#### TASK DETAILS:
Omit the pictures and return every entry exactly as written.

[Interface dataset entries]
((

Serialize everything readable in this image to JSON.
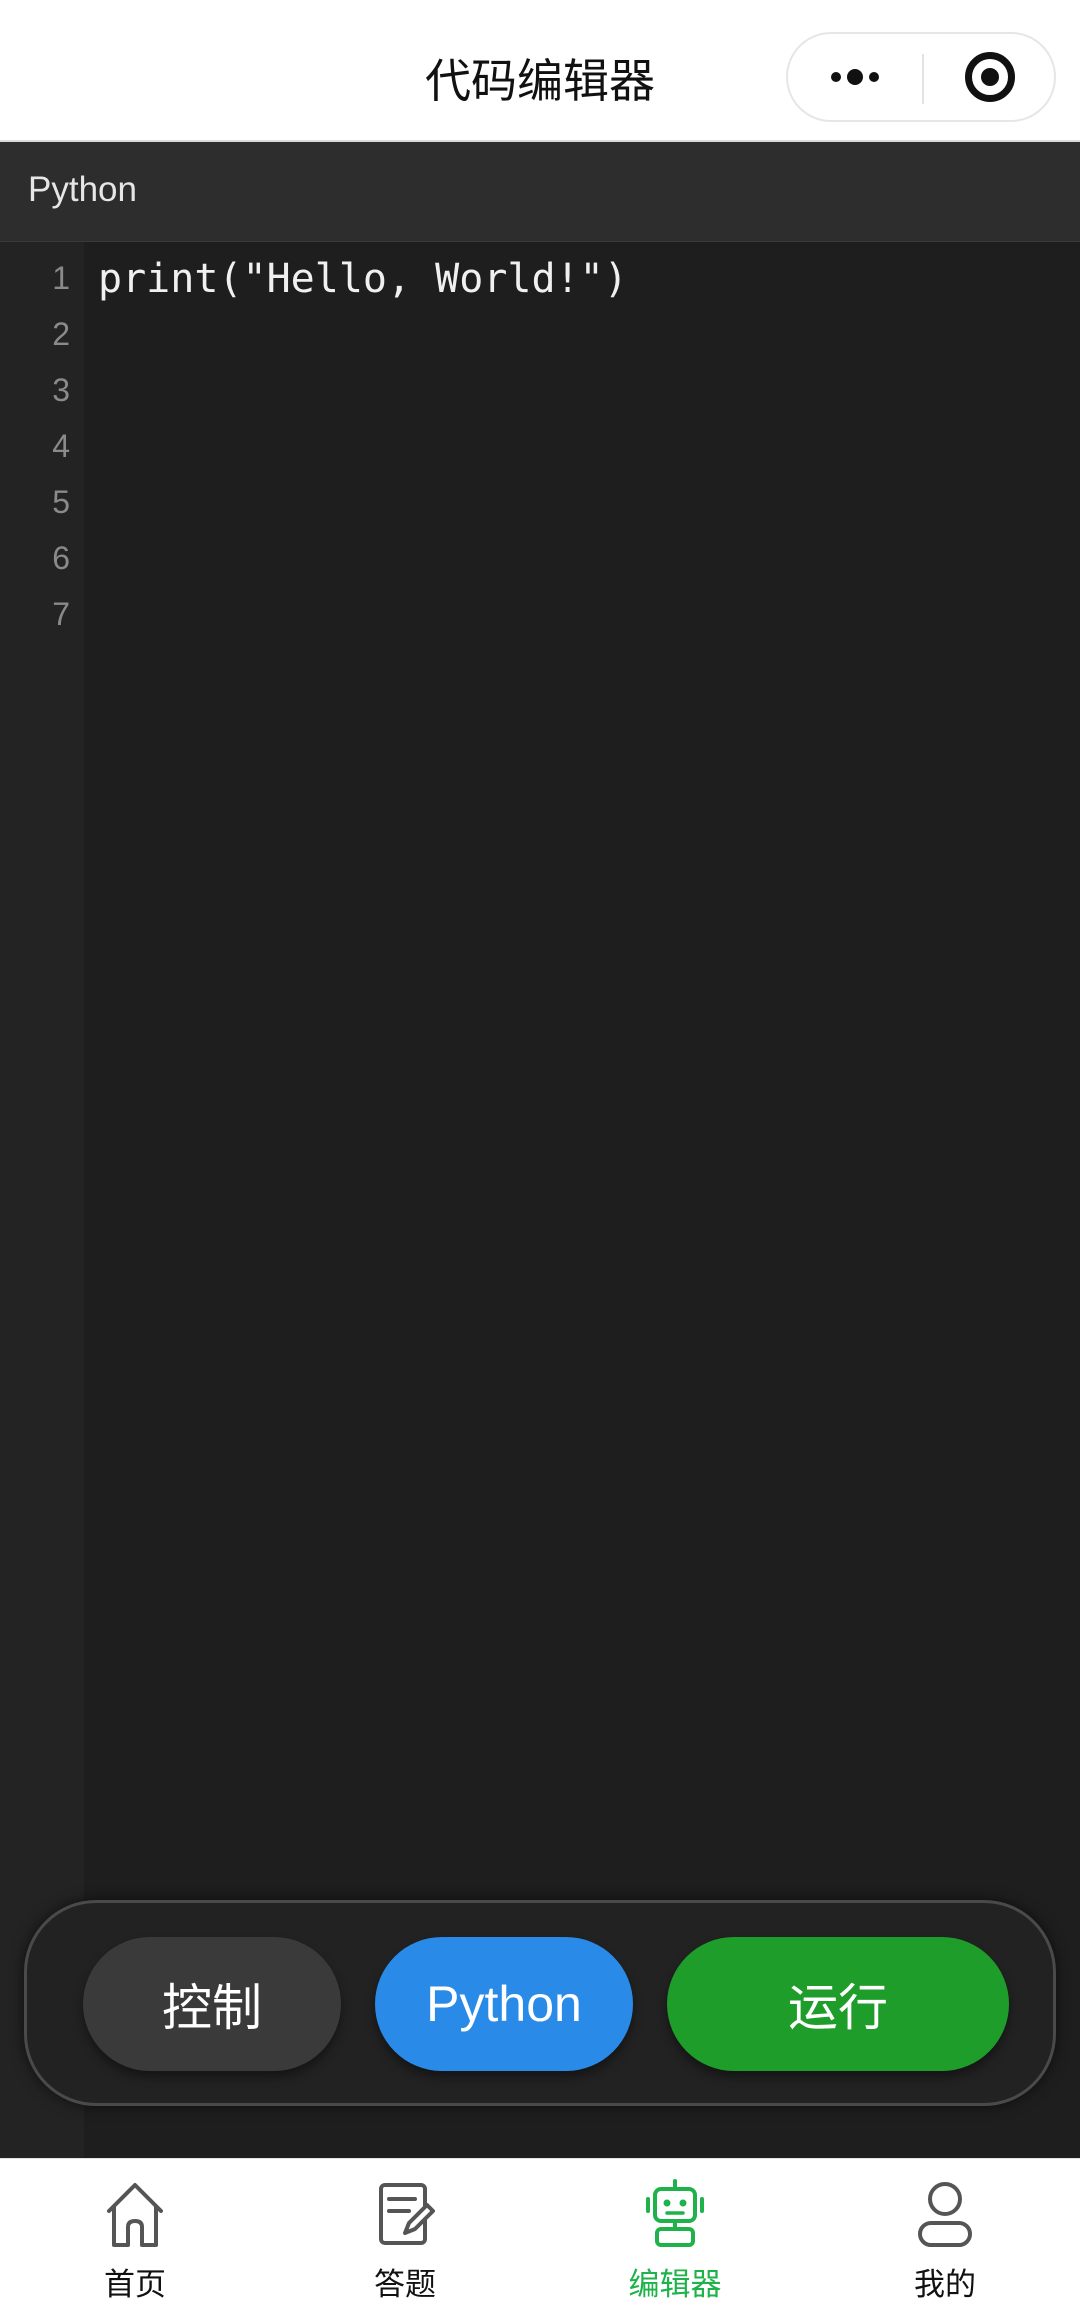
{
  "header": {
    "title": "代码编辑器",
    "more_icon": "more-dots-icon",
    "target_icon": "target-icon"
  },
  "language_bar": {
    "label": "Python"
  },
  "editor": {
    "line_numbers": [
      "1",
      "2",
      "3",
      "4",
      "5",
      "6",
      "7"
    ],
    "lines": [
      "print(\"Hello, World!\")",
      "",
      "",
      "",
      "",
      "",
      ""
    ]
  },
  "controls": {
    "control_label": "控制",
    "language_label": "Python",
    "run_label": "运行",
    "colors": {
      "control": "#3a3a3a",
      "language": "#2a8ae8",
      "run": "#1f9d2a"
    }
  },
  "tabbar": {
    "active_color": "#1fb24a",
    "items": [
      {
        "label": "首页",
        "icon": "home-icon",
        "active": false
      },
      {
        "label": "答题",
        "icon": "edit-icon",
        "active": false
      },
      {
        "label": "编辑器",
        "icon": "robot-icon",
        "active": true
      },
      {
        "label": "我的",
        "icon": "user-icon",
        "active": false
      }
    ]
  }
}
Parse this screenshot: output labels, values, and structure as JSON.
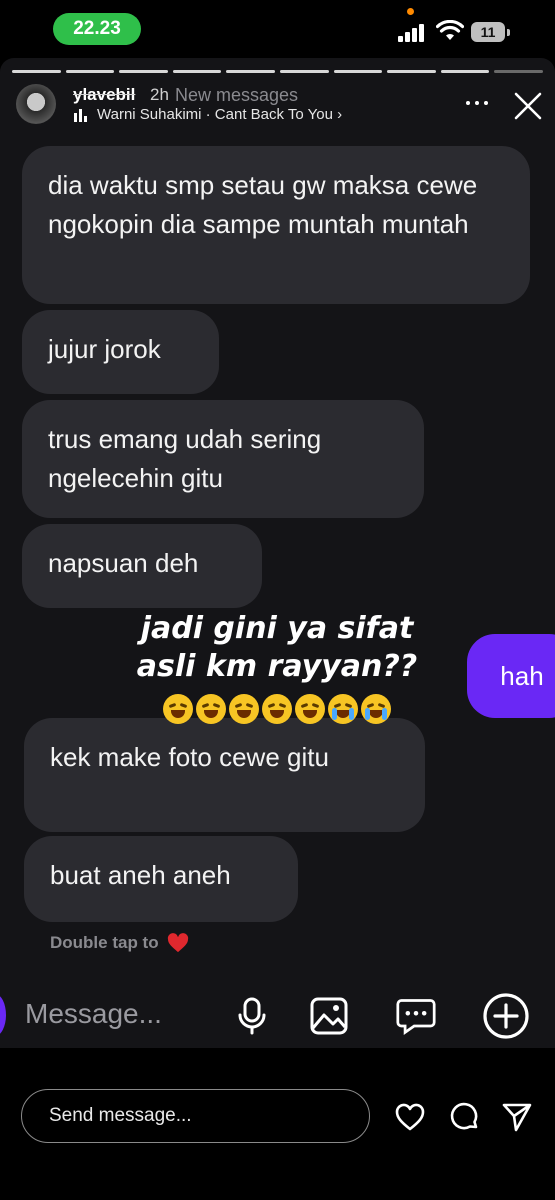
{
  "status_bar": {
    "time": "22.23",
    "battery": "11"
  },
  "story": {
    "username": "ylavebil",
    "time_ago": "2h",
    "new_messages_label": "New messages",
    "music": "Warni Suhakimi · Cant Back To You ›",
    "progress": {
      "total_segments": 10,
      "active_segments": 9
    }
  },
  "messages": [
    {
      "text": "dia waktu smp setau gw maksa cewe ngokopin dia sampe muntah muntah"
    },
    {
      "text": "jujur jorok"
    },
    {
      "text": "trus emang udah sering ngelecehin gitu"
    },
    {
      "text": "napsuan deh"
    },
    {
      "text": "hah"
    },
    {
      "text": "kek make foto cewe gitu"
    },
    {
      "text": "buat aneh aneh"
    }
  ],
  "overlay": {
    "line1": "jadi gini ya sifat",
    "line2": "asli km rayyan??",
    "emojis": [
      "rofl-emoji",
      "rofl-emoji",
      "rofl-emoji",
      "rofl-emoji",
      "rofl-emoji",
      "crying-emoji",
      "crying-emoji"
    ]
  },
  "double_tap_label": "Double tap to",
  "composer": {
    "placeholder": "Message..."
  },
  "reply_bar": {
    "placeholder": "Send message..."
  },
  "colors": {
    "outgoing": "#6a28f5",
    "incoming": "#2b2b30",
    "pill": "#2fbf4a"
  }
}
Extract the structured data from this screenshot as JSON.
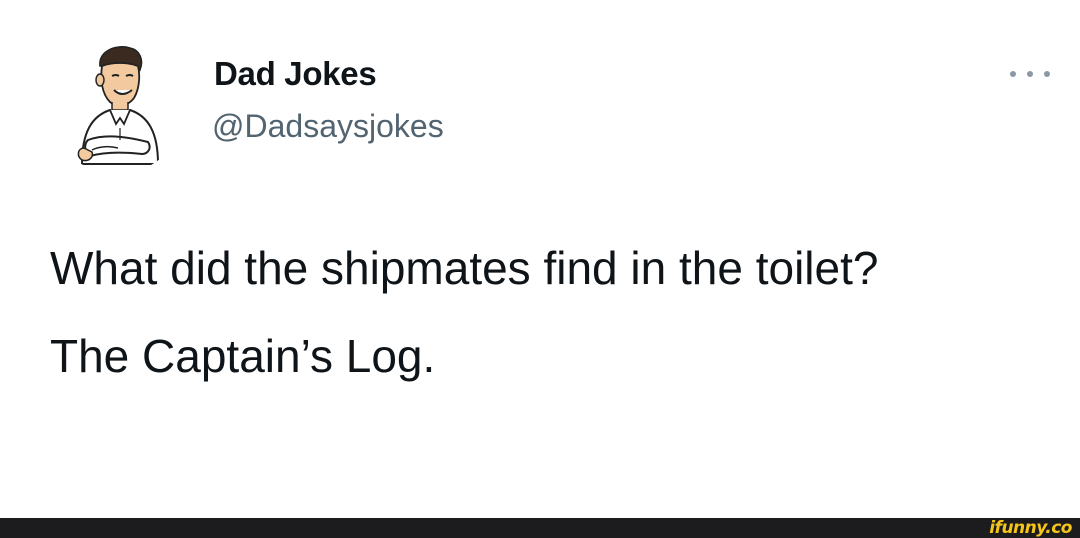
{
  "tweet": {
    "display_name": "Dad Jokes",
    "handle": "@Dadsaysjokes",
    "text_line_1": "What did the shipmates find in the toilet?",
    "text_line_2": "The Captain’s Log.",
    "avatar_icon": "cartoon-man-arms-crossed",
    "more_icon": "more-horizontal-icon"
  },
  "footer": {
    "watermark": "ifunny.co",
    "bar_color": "#1c1c1e",
    "watermark_color": "#f5c518"
  },
  "colors": {
    "text_primary": "#0f1419",
    "text_secondary": "#536471"
  }
}
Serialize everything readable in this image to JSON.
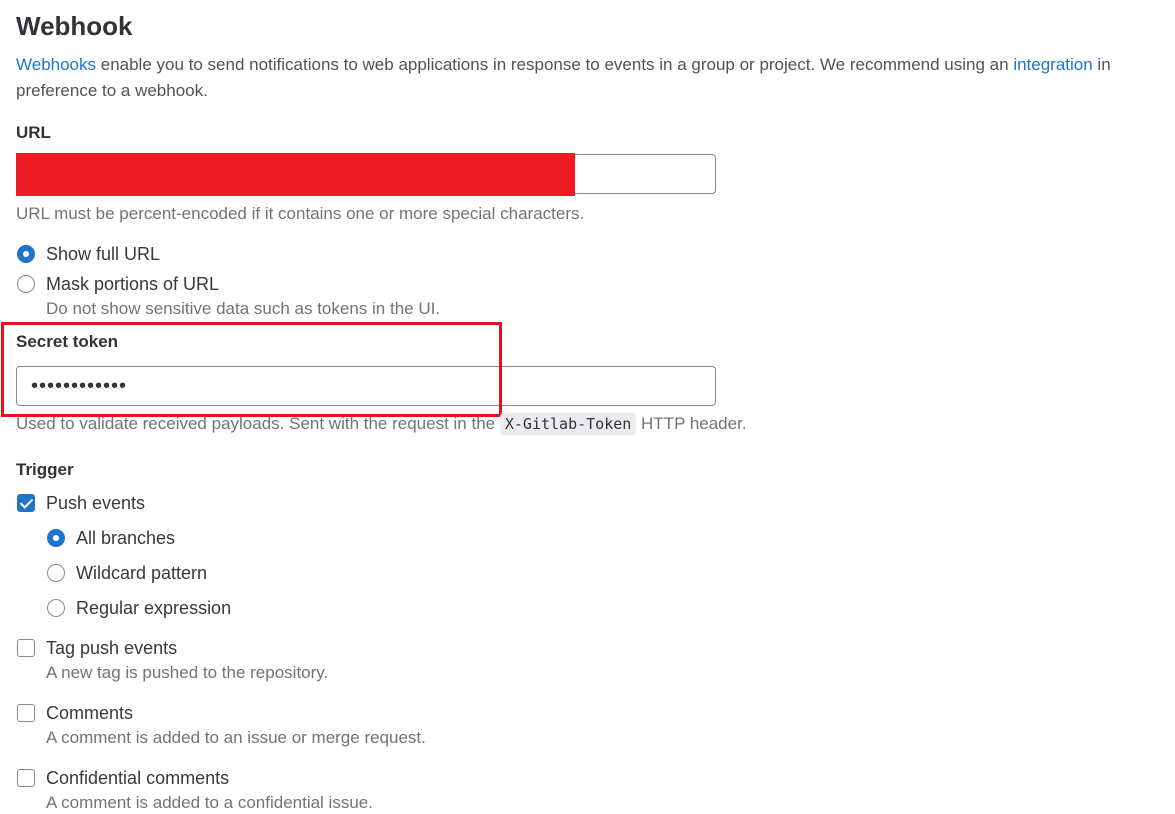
{
  "page": {
    "title": "Webhook",
    "intro_link1": "Webhooks",
    "intro_text1": " enable you to send notifications to web applications in response to events in a group or project. We recommend using an ",
    "intro_link2": "integration",
    "intro_text2": " in preference to a webhook."
  },
  "url": {
    "label": "URL",
    "help": "URL must be percent-encoded if it contains one or more special characters.",
    "options": [
      {
        "label": "Show full URL",
        "selected": true
      },
      {
        "label": "Mask portions of URL",
        "selected": false,
        "help": "Do not show sensitive data such as tokens in the UI."
      }
    ]
  },
  "secret": {
    "label": "Secret token",
    "value": "••••••••••••",
    "help_before": "Used to validate received payloads. Sent with the request in the ",
    "header_code": "X-Gitlab-Token",
    "help_after": " HTTP header."
  },
  "trigger": {
    "label": "Trigger",
    "push": {
      "label": "Push events",
      "checked": true
    },
    "branch_options": [
      {
        "label": "All branches",
        "selected": true
      },
      {
        "label": "Wildcard pattern",
        "selected": false
      },
      {
        "label": "Regular expression",
        "selected": false
      }
    ],
    "tag_push": {
      "label": "Tag push events",
      "help": "A new tag is pushed to the repository."
    },
    "comments": {
      "label": "Comments",
      "help": "A comment is added to an issue or merge request."
    },
    "confidential": {
      "label": "Confidential comments",
      "help": "A comment is added to a confidential issue."
    }
  },
  "colors": {
    "accent": "#1f75cb",
    "redaction": "#ed1c24",
    "highlight": "#e3141d"
  }
}
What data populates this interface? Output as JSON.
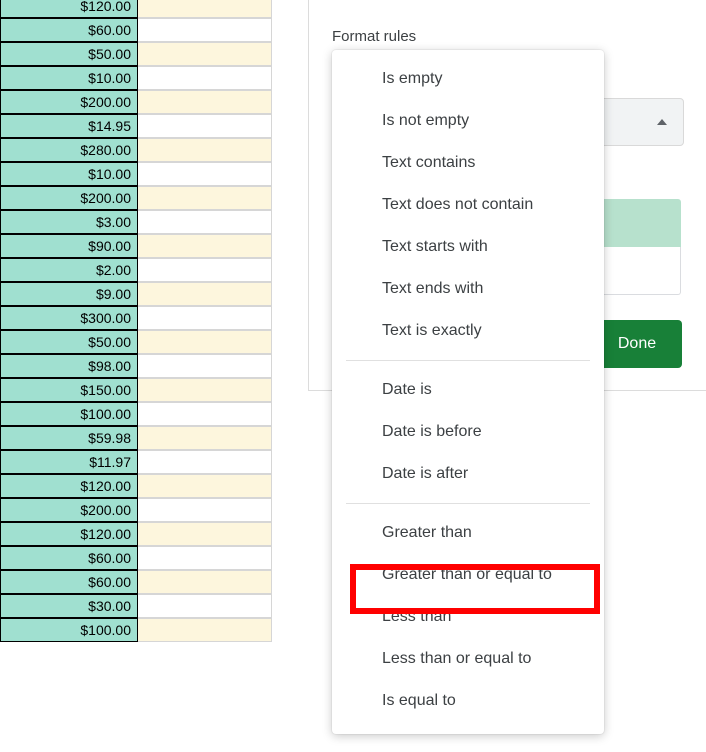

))

#### SOLUTION TO THIS PROBLEM:
Serialize everything readable in this image to JSON.
{
  "header": {
    "title": "代码编辑器",
    "more_icon": "more-dots-icon",
    "target_icon": "target-icon"
  },
  "language_bar": {
    "label": "Python"
  },
  "editor": {
    "line_numbers": [
      "1",
      "2",
      "3",
      "4",
      "5",
      "6",
      "7"
    ],
    "lines": [
      "print(\"Hello, World!\")",
      "",
      "",
      "",
      "",
      "",
      ""
    ]
  },
  "controls": {
    "control_label": "控制",
    "language_label": "Python",
    "run_label": "运行",
    "colors": {
      "control": "#3a3a3a",
      "language": "#2a8ae8",
      "run": "#1f9d2a"
    }
  },
  "tabbar": {
    "active_color": "#1fb24a",
    "items": [
      {
        "label": "首页",
        "icon": "home-icon",
        "active": false
      },
      {
        "label": "答题",
        "icon": "edit-icon",
        "active": false
      },
      {
        "label": "编辑器",
        "icon": "robot-icon",
        "active": true
      },
      {
        "label": "我的",
        "icon": "user-icon",
        "active": false
      }
    ]
  }
}
Parse this screenshot: output labels, values, and structure as JSON.
{
  "status_bar": {
    "time": "22.23",
    "battery": "11"
  },
  "story": {
    "username": "ylavebil",
    "time_ago": "2h",
    "new_messages_label": "New messages",
    "music": "Warni Suhakimi · Cant Back To You ›",
    "progress": {
      "total_segments": 10,
      "active_segments": 9
    }
  },
  "messages": [
    {
      "text": "dia waktu smp setau gw maksa cewe ngokopin dia sampe muntah muntah"
    },
    {
      "text": "jujur jorok"
    },
    {
      "text": "trus emang udah sering ngelecehin gitu"
    },
    {
      "text": "napsuan deh"
    },
    {
      "text": "hah"
    },
    {
      "text": "kek make foto cewe gitu"
    },
    {
      "text": "buat aneh aneh"
    }
  ],
  "overlay": {
    "line1": "jadi gini ya sifat",
    "line2": "asli km rayyan??",
    "emojis": [
      "rofl-emoji",
      "rofl-emoji",
      "rofl-emoji",
      "rofl-emoji",
      "rofl-emoji",
      "crying-emoji",
      "crying-emoji"
    ]
  },
  "double_tap_label": "Double tap to",
  "composer": {
    "placeholder": "Message..."
  },
  "reply_bar": {
    "placeholder": "Send message..."
  },
  "colors": {
    "outgoing": "#6a28f5",
    "incoming": "#2b2b30",
    "pill": "#2fbf4a"
  }
}
Extract the structured data from this screenshot as JSON.
{
  "tweet": {
    "display_name": "Dad Jokes",
    "handle": "@Dadsaysjokes",
    "text_line_1": "What did the shipmates find in the toilet?",
    "text_line_2": "The Captain’s Log.",
    "avatar_icon": "cartoon-man-arms-crossed",
    "more_icon": "more-horizontal-icon"
  },
  "footer": {
    "watermark": "ifunny.co",
    "bar_color": "#1c1c1e",
    "watermark_color": "#f5c518"
  },
  "colors": {
    "text_primary": "#0f1419",
    "text_secondary": "#536471"
  }
}
Serialize everything readable in this image to JSON.
{
  "page": {
    "title": "Webhook",
    "intro_link1": "Webhooks",
    "intro_text1": " enable you to send notifications to web applications in response to events in a group or project. We recommend using an ",
    "intro_link2": "integration",
    "intro_text2": " in preference to a webhook."
  },
  "url": {
    "label": "URL",
    "help": "URL must be percent-encoded if it contains one or more special characters.",
    "options": [
      {
        "label": "Show full URL",
        "selected": true
      },
      {
        "label": "Mask portions of URL",
        "selected": false,
        "help": "Do not show sensitive data such as tokens in the UI."
      }
    ]
  },
  "secret": {
    "label": "Secret token",
    "value": "••••••••••••",
    "help_before": "Used to validate received payloads. Sent with the request in the ",
    "header_code": "X-Gitlab-Token",
    "help_after": " HTTP header."
  },
  "trigger": {
    "label": "Trigger",
    "push": {
      "label": "Push events",
      "checked": true
    },
    "branch_options": [
      {
        "label": "All branches",
        "selected": true
      },
      {
        "label": "Wildcard pattern",
        "selected": false
      },
      {
        "label": "Regular expression",
        "selected": false
      }
    ],
    "tag_push": {
      "label": "Tag push events",
      "help": "A new tag is pushed to the repository."
    },
    "comments": {
      "label": "Comments",
      "help": "A comment is added to an issue or merge request."
    },
    "confidential": {
      "label": "Confidential comments",
      "help": "A comment is added to a confidential issue."
    }
  },
  "colors": {
    "accent": "#1f75cb",
    "redaction": "#ed1c24",
    "highlight": "#e3141d"
  }
}
What data populates this interface? Output as JSON.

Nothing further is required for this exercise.